● **YOUR INSTRUCTIONS**
Every line containing "subtitle" should be copied out. Go through the entries and find them.

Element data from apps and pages
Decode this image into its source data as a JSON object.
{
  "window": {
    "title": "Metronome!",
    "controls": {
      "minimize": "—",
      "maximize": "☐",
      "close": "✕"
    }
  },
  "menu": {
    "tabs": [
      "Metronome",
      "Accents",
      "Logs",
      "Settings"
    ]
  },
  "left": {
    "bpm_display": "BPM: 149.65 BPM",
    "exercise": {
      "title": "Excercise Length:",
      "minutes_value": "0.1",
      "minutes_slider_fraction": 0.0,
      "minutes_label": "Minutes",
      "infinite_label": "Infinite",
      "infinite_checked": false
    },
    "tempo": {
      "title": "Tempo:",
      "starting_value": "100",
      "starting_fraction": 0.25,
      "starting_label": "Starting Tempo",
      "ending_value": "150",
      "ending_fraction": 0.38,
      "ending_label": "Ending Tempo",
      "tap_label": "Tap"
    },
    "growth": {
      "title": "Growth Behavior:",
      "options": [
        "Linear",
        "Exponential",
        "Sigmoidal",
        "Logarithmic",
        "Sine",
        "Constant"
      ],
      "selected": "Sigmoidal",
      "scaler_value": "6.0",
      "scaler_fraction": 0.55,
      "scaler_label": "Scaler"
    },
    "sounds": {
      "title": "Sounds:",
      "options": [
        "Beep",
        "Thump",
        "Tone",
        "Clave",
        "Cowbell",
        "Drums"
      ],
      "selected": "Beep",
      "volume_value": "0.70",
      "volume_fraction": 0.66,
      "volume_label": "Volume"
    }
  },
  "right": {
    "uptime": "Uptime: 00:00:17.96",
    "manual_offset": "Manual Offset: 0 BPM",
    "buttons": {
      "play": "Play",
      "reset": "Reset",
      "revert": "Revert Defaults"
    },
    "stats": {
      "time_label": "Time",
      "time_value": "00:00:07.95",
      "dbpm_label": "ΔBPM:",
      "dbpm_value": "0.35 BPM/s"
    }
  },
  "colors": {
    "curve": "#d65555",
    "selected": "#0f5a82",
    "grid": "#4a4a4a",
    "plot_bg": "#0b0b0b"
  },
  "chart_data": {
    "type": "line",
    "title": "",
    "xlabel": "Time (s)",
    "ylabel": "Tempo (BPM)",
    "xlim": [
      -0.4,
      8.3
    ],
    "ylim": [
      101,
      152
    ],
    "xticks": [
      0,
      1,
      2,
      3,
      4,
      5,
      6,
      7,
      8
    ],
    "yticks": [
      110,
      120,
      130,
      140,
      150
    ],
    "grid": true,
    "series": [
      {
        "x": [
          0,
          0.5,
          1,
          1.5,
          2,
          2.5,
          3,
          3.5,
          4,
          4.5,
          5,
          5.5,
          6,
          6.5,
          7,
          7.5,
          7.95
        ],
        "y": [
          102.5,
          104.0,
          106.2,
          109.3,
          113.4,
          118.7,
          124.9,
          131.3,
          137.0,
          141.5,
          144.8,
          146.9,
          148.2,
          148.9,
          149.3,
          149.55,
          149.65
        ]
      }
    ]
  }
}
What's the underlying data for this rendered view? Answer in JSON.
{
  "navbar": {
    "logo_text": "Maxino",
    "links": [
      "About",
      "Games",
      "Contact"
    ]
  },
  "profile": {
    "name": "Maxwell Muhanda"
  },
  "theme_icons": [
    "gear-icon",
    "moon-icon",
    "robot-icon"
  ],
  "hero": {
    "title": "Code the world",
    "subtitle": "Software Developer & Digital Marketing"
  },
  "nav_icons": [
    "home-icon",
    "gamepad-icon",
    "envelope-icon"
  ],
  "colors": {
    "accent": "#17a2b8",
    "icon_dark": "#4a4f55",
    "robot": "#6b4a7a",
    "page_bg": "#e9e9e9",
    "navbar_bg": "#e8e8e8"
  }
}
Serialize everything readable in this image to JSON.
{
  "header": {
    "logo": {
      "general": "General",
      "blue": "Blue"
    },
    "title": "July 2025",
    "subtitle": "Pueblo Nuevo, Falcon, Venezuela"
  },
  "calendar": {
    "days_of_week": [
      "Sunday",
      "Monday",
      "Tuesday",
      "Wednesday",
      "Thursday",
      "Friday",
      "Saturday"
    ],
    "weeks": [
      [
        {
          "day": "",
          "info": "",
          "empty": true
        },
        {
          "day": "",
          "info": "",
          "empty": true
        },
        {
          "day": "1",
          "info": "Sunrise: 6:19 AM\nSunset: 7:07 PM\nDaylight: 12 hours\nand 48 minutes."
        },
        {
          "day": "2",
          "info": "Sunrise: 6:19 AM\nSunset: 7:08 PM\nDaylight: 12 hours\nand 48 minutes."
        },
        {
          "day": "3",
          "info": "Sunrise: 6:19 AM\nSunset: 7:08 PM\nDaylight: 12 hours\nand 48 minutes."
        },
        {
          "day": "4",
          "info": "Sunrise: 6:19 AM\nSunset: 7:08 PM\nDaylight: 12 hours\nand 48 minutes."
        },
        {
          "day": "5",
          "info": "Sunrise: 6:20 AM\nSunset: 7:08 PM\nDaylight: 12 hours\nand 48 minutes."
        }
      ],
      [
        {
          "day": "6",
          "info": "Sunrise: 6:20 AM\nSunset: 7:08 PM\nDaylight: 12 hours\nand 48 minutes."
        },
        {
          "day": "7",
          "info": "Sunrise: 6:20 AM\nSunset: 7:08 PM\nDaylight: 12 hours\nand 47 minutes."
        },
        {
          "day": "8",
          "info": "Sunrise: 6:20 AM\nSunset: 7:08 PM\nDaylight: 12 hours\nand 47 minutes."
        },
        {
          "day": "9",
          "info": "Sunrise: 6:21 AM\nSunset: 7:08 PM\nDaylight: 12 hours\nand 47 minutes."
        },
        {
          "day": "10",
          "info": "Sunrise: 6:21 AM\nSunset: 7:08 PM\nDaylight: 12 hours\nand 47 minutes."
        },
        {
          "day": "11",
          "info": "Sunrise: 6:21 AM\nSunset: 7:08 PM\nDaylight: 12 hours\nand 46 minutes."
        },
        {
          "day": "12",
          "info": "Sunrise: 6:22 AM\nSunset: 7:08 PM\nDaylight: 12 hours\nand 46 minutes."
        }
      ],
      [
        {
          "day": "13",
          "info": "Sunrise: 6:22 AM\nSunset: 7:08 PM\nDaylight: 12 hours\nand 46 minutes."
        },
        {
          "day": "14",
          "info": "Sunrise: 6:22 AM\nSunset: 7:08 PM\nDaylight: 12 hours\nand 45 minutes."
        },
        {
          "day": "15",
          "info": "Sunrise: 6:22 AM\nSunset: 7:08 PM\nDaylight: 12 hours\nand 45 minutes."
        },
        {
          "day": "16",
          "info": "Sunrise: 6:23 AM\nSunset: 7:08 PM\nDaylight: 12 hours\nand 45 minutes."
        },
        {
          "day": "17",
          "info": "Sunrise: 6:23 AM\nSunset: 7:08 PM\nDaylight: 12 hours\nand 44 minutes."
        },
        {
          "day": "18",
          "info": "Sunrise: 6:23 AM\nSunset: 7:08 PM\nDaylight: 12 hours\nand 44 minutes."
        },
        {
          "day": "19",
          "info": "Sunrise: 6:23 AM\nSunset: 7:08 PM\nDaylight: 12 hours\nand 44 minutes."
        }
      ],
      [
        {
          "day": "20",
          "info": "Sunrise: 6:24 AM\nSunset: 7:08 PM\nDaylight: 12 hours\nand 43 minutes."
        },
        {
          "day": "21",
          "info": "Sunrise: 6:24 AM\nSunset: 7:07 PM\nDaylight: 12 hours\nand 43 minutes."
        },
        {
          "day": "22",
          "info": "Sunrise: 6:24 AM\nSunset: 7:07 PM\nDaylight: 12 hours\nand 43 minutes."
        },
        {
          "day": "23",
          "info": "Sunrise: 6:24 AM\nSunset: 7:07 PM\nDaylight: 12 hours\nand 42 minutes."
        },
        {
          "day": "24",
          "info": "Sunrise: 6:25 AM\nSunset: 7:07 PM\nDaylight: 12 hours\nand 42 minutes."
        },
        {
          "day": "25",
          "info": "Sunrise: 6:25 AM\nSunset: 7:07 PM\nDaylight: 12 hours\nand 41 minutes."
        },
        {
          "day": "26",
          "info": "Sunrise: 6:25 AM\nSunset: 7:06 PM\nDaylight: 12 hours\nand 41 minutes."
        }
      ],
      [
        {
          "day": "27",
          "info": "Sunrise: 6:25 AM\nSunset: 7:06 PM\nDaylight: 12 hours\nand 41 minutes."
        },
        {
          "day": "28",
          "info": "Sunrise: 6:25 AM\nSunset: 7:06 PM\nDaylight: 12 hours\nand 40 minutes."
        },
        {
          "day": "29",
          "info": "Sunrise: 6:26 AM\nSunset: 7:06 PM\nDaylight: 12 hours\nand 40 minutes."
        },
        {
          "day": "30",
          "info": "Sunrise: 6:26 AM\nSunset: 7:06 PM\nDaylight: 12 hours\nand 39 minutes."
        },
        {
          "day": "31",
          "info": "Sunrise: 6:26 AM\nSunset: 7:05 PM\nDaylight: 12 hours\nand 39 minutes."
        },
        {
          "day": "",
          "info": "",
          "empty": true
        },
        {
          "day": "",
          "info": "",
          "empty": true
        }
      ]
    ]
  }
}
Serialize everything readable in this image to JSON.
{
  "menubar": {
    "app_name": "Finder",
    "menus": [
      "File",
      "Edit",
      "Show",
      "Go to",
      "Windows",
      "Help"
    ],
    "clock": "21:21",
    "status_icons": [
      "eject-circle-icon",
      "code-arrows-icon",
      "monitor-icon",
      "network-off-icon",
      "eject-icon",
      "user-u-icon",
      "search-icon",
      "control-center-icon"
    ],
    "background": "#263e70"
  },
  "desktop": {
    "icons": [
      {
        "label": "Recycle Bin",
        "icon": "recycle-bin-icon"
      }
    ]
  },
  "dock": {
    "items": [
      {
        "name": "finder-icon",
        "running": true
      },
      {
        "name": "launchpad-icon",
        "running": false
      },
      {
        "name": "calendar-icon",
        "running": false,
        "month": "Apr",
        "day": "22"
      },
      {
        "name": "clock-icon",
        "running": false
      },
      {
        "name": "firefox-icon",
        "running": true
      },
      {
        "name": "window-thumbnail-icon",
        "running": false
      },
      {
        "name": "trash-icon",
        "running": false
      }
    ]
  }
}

● **REPLY**
    "subtitle": "Software Developer & Digital Marketing"
    "subtitle": "Pueblo Nuevo, Falcon, Venezuela"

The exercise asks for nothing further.